Building Applications

Follow these guidelines to build applications that produce the most accurate and complete Intel Inspector analysis results:

Tip

Set your application thread count to less than or equal to the number of real cores for the best performance when running the Intel Inspector on Intel® Xeon Phi™ self-boot processors.

About Using Optimal Compiler/Linker Settings

You can use the Intel® Inspector to analyze memory and threading errors in both debug and release modes of C++ and Fortran binaries; however, applications compiled/linked in debug mode using the following settings produce the most accurate and complete analysis results.

Compiler/Linker Property

Correct C/C++ Setting

Impact If Not Set Correctly

Debug information

Enabled (-g)

Missing file/line information

Optimization

Disabled (-O0)

Incorrect file/line information

Dynamic runtime library

Selected (-shared-intel for Intel(R) compilers; default or -Bdynamic for GNU compilers)

False positives or missing code locations

Basic runtime error checks

Disabled (do not use -fmudflap)

False positives

Compiler/Linker Property

Correct Fortran Setting

Impact If Not Set Correctly

Debug information

Enabled (-debug or -g)

Missing file/line information

Optimization

Disabled (-O0)

Incorrect file/line information

Dynamic runtime library

Selected (-shared-intel)

False positives or missing code locations

Basic runtime error checks

None (-check:none)

False positives

To learn more about options necessary to produce the most accurate and complete analysis results, see the following resources:

  • Memory error analysis - http://software.intel.com/en-us/articles/compiler-settings-for-memory-error-analysis-in-intel-inspector-xe/

  • Threading error analysis - http://software.intel.com/en-us/articles/compiler-settings-for-threading-error-analysis-in-intel-inspector-xe/

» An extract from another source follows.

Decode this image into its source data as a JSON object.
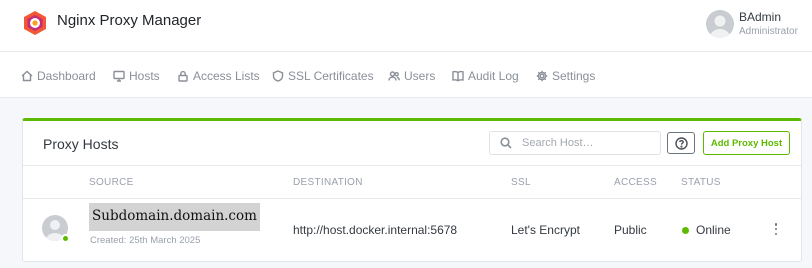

About Ensuring Applications Contain More Than One Thread

If you plan to run threading error analyses on systems with only one processor, you may need to take special steps to ensure applications create more than one thread:

Programming Model

Possible Strategies

Intel® Threading Building Blocks

When initializing an object of class tbb::task_scheduler_init, use the following function to force the creation of two or more threads: initialize (int), where int = 2 or higher.

For more information, see http://www.threadingbuildingblocks.org/

POSIX Threads API

Use the following function to create as many threads as you need: pthread_create.

For more information, see http://www.unix.org/version3/ieee_std.html

OpenMP* API

Use the following to force the creation of two or more threads:

  • OMP_NUM_THREADS runtime environment variable - Sets the maximum number of threads in the parallel region, unless overridden by an omp_set_num_threads function or num_threads clause.

  • omp_set_num_threads function - Sets the number of threads in subsequent parallel regions, unless overridden by a num_threads clause.

  • num_threads clause - Sets the number of threads in a thread team.

For more information, see http://openmp.org/wp/openmp-specifications/

For more complete information about compiler optimizations, see our Optimization Notice.